* [TASK REQUIREMENTS] Every entry that follows should be output again, word for word.

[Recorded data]
────────────────────
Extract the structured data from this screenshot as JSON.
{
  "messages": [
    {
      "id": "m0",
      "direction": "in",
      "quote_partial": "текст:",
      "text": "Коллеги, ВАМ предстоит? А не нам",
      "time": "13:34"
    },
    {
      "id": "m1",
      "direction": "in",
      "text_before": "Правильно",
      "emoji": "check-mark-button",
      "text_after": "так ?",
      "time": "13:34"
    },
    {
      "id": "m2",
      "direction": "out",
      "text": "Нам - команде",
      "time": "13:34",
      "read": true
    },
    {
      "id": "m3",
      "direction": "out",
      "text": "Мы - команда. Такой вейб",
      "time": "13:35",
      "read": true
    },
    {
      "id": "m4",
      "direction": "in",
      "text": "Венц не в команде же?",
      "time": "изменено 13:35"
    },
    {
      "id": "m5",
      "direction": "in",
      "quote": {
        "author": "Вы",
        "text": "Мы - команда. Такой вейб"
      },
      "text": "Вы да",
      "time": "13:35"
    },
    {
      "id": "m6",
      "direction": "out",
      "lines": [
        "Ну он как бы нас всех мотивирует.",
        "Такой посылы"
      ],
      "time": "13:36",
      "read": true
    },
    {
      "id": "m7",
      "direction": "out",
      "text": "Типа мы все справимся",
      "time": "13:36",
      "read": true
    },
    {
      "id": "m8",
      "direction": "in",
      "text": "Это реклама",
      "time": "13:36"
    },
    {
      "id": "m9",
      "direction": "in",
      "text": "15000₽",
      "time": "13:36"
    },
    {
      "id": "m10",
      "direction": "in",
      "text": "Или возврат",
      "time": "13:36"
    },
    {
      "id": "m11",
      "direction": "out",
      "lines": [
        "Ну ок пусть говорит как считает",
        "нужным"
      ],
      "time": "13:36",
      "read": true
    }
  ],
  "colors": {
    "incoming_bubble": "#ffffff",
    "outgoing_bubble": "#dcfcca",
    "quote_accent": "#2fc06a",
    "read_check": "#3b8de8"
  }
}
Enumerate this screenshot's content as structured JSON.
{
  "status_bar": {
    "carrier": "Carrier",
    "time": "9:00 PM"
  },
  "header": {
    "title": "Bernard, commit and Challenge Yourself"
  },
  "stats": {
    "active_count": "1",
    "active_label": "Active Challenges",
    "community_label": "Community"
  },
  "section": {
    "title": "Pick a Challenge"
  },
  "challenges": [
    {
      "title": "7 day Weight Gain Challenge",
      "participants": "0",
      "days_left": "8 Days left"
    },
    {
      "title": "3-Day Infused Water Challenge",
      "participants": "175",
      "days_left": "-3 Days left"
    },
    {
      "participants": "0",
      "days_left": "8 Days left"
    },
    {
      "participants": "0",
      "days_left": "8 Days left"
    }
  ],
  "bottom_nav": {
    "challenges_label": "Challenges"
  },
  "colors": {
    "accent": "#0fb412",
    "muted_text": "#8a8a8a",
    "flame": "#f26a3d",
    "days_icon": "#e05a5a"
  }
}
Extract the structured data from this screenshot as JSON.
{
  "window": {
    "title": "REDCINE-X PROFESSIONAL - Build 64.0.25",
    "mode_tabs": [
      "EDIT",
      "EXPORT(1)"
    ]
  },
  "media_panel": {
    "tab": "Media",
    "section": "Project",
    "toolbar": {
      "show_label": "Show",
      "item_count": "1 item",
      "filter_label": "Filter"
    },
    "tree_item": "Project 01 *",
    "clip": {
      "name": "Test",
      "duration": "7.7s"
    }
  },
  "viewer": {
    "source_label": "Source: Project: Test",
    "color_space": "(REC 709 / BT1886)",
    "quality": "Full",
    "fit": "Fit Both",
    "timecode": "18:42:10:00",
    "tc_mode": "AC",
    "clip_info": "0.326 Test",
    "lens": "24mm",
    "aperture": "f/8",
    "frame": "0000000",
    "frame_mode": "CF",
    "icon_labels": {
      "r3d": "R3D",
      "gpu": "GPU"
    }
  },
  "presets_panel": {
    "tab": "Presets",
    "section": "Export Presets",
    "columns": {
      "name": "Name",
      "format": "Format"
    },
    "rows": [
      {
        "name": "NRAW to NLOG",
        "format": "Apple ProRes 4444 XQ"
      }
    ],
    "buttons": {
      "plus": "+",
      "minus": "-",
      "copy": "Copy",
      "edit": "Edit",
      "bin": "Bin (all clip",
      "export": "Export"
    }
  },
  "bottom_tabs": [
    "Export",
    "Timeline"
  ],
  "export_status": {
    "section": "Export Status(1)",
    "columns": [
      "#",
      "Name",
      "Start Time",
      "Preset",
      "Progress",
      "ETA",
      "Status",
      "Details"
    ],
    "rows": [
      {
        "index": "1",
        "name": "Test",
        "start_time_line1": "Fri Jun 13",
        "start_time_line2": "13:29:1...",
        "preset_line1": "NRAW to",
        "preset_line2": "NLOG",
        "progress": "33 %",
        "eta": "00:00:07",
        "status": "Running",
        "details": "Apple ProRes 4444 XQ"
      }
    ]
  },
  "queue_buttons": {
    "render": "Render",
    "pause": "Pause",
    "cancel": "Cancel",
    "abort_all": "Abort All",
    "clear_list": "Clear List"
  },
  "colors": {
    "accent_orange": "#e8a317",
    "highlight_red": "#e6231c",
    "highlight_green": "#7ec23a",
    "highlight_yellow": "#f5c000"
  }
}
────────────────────
* [TASK RESPONSE]
Extract the structured data from this screenshot as JSON.
{
  "messages": [
    {
      "id": "m0",
      "direction": "in",
      "quote_partial": "текст:",
      "text": "Коллеги, ВАМ предстоит? А не нам",
      "time": "13:34"
    },
    {
      "id": "m1",
      "direction": "in",
      "text_before": "Правильно",
      "emoji": "check-mark-button",
      "text_after": "так ?",
      "time": "13:34"
    },
    {
      "id": "m2",
      "direction": "out",
      "text": "Нам - команде",
      "time": "13:34",
      "read": true
    },
    {
      "id": "m3",
      "direction": "out",
      "text": "Мы - команда. Такой вейб",
      "time": "13:35",
      "read": true
    },
    {
      "id": "m4",
      "direction": "in",
      "text": "Венц не в команде же?",
      "time": "изменено 13:35"
    },
    {
      "id": "m5",
      "direction": "in",
      "quote": {
        "author": "Вы",
        "text": "Мы - команда. Такой вейб"
      },
      "text": "Вы да",
      "time": "13:35"
    },
    {
      "id": "m6",
      "direction": "out",
      "lines": [
        "Ну он как бы нас всех мотивирует.",
        "Такой посылы"
      ],
      "time": "13:36",
      "read": true
    },
    {
      "id": "m7",
      "direction": "out",
      "text": "Типа мы все справимся",
      "time": "13:36",
      "read": true
    },
    {
      "id": "m8",
      "direction": "in",
      "text": "Это реклама",
      "time": "13:36"
    },
    {
      "id": "m9",
      "direction": "in",
      "text": "15000₽",
      "time": "13:36"
    },
    {
      "id": "m10",
      "direction": "in",
      "text": "Или возврат",
      "time": "13:36"
    },
    {
      "id": "m11",
      "direction": "out",
      "lines": [
        "Ну ок пусть говорит как считает",
        "нужным"
      ],
      "time": "13:36",
      "read": true
    }
  ],
  "colors": {
    "incoming_bubble": "#ffffff",
    "outgoing_bubble": "#dcfcca",
    "quote_accent": "#2fc06a",
    "read_check": "#3b8de8"
  }
}
Enumerate this screenshot's content as structured JSON.
{
  "status_bar": {
    "carrier": "Carrier",
    "time": "9:00 PM"
  },
  "header": {
    "title": "Bernard, commit and Challenge Yourself"
  },
  "stats": {
    "active_count": "1",
    "active_label": "Active Challenges",
    "community_label": "Community"
  },
  "section": {
    "title": "Pick a Challenge"
  },
  "challenges": [
    {
      "title": "7 day Weight Gain Challenge",
      "participants": "0",
      "days_left": "8 Days left"
    },
    {
      "title": "3-Day Infused Water Challenge",
      "participants": "175",
      "days_left": "-3 Days left"
    },
    {
      "participants": "0",
      "days_left": "8 Days left"
    },
    {
      "participants": "0",
      "days_left": "8 Days left"
    }
  ],
  "bottom_nav": {
    "challenges_label": "Challenges"
  },
  "colors": {
    "accent": "#0fb412",
    "muted_text": "#8a8a8a",
    "flame": "#f26a3d",
    "days_icon": "#e05a5a"
  }
}
Extract the structured data from this screenshot as JSON.
{
  "window": {
    "title": "REDCINE-X PROFESSIONAL - Build 64.0.25",
    "mode_tabs": [
      "EDIT",
      "EXPORT(1)"
    ]
  },
  "media_panel": {
    "tab": "Media",
    "section": "Project",
    "toolbar": {
      "show_label": "Show",
      "item_count": "1 item",
      "filter_label": "Filter"
    },
    "tree_item": "Project 01 *",
    "clip": {
      "name": "Test",
      "duration": "7.7s"
    }
  },
  "viewer": {
    "source_label": "Source: Project: Test",
    "color_space": "(REC 709 / BT1886)",
    "quality": "Full",
    "fit": "Fit Both",
    "timecode": "18:42:10:00",
    "tc_mode": "AC",
    "clip_info": "0.326 Test",
    "lens": "24mm",
    "aperture": "f/8",
    "frame": "0000000",
    "frame_mode": "CF",
    "icon_labels": {
      "r3d": "R3D",
      "gpu": "GPU"
    }
  },
  "presets_panel": {
    "tab": "Presets",
    "section": "Export Presets",
    "columns": {
      "name": "Name",
      "format": "Format"
    },
    "rows": [
      {
        "name": "NRAW to NLOG",
        "format": "Apple ProRes 4444 XQ"
      }
    ],
    "buttons": {
      "plus": "+",
      "minus": "-",
      "copy": "Copy",
      "edit": "Edit",
      "bin": "Bin (all clip",
      "export": "Export"
    }
  },
  "bottom_tabs": [
    "Export",
    "Timeline"
  ],
  "export_status": {
    "section": "Export Status(1)",
    "columns": [
      "#",
      "Name",
      "Start Time",
      "Preset",
      "Progress",
      "ETA",
      "Status",
      "Details"
    ],
    "rows": [
      {
        "index": "1",
        "name": "Test",
        "start_time_line1": "Fri Jun 13",
        "start_time_line2": "13:29:1...",
        "preset_line1": "NRAW to",
        "preset_line2": "NLOG",
        "progress": "33 %",
        "eta": "00:00:07",
        "status": "Running",
        "details": "Apple ProRes 4444 XQ"
      }
    ]
  },
  "queue_buttons": {
    "render": "Render",
    "pause": "Pause",
    "cancel": "Cancel",
    "abort_all": "Abort All",
    "clear_list": "Clear List"
  },
  "colors": {
    "accent_orange": "#e8a317",
    "highlight_red": "#e6231c",
    "highlight_green": "#7ec23a",
    "highlight_yellow": "#f5c000"
  }
}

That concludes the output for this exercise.